The Executive Director of Cleen foundation during a town hall meeting gave a welcome remark titled “Community Awareness: Panacea to ending Trafficking of Women and Girls which was held in Edo state.
Here is the remark below;
Distinguished Partners, it gives me great pleasure on behalf of the Board, Management and Staff of CLEEN Foundation to welcome you all to this Townhall Meeting to raise awareness on Human Trafficking and seek possible solutions in mitigating such trends in Edo State. We thank you for your presence and taking the time to be here with us within your tight schedule and short notice.
CLEEN Foundation on the 25th of June, 2020 launched the “Preventing forced migration and trafficking of women and girls in Nigeria: Build resilience, promote sustainable development” project in response to the worrisome rates of trafficking of women and girls and the harsh realities they face especially during and at the destination countries.
The Project is supported by the UN Women and is essentially aimed at identifying a range of gaps, challenges, and priorities for future policy and programming towards increasing gender-sensitive information and awareness-raising in Nigeria on trafficking and migration working closely with the National Agency for the Prohibition of Trafficking in Persons (NAPTIP). The Project’s focal states are Edo and Lagos states which both record the highest rates of these crimes respectively, in Nigeria.
Since inception, the project has been engaging actively with relevant stakeholders including CSOs, law enforcement agencies including NAPTIP, NPF, NIS to foster more gender responsive law enforcement interventions and policy responsive frameworks.
The primary objective of this project is to enable a gender-sensitive policy environment that addresses forced migration and trafficking and increase gender-sensitive information and awareness-raising in source migration trafficking sites.
The project also seeks to support and strengthen the gender-responsiveness of interventions by the National Agency for the Prohibition of Trafficking in Persons (NAPTIP) and other relevant government agencies.
Thus far, the intervention has progressed to the level of a Gender audit exercise on protection services within existing trafficking shelters and safe homes and other front-line services and providers.

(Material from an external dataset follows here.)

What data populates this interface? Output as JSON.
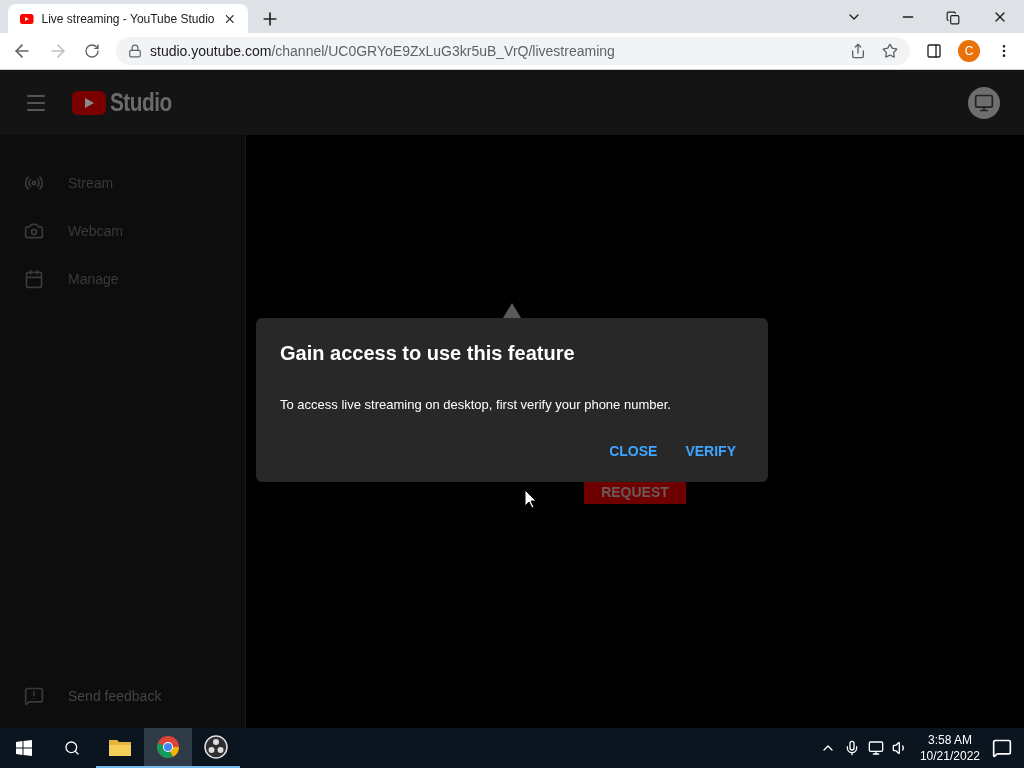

The crime of trafficking in persons (TiP) is clandestine and complex. It is a modern-day form of slavery. Human trafficking in persons is a serious crime with negative long-term effects on the victims and the society at large, particularly its disporportionate effect on women and girls.
It remains a crime that feeds and is a possible source of other serious criminal activities. Women and children are the key target groups because of their unequal socio-economic status and the lack of awareness of their legal rights. It is estimated that 85% of Nigerian sex-workers in Europe originated or migrated from Edo State. The IOM (2018) puts the figure at over 60%.
In Edo State, Orhionmwon, Oredo and Ikpoba Okha Local government areas constitute some of the main recruiting centers for traffickers, while also being the main areas of departure of irregular migrants seeking to reach Europe.
Nigeria has, in the last two years, evacuated thousands of its citizens from Libya and Lebanon after they suffered several forms of abuses, including enslavement. Trafficking has resulted in at least 80,000 Nigerian women being held as sex slaves and forced labour in the Middle East.
This Townhall Meeting scheduled for today 13th of January, 2021 is to promote an understanding of critical trafficking issues and a Community Led Approach in the prevention of human trafficking and forced migration in Nigeria.
We thank the United Nations Women for supporting the implementation of the project and thank our Partners for their unflinching commitments thus far in the intervention, while wishing all a fruitful deliberation.
May God bless the Federal Republic of Nigeria.
Benson Olugbuo, Ph.D.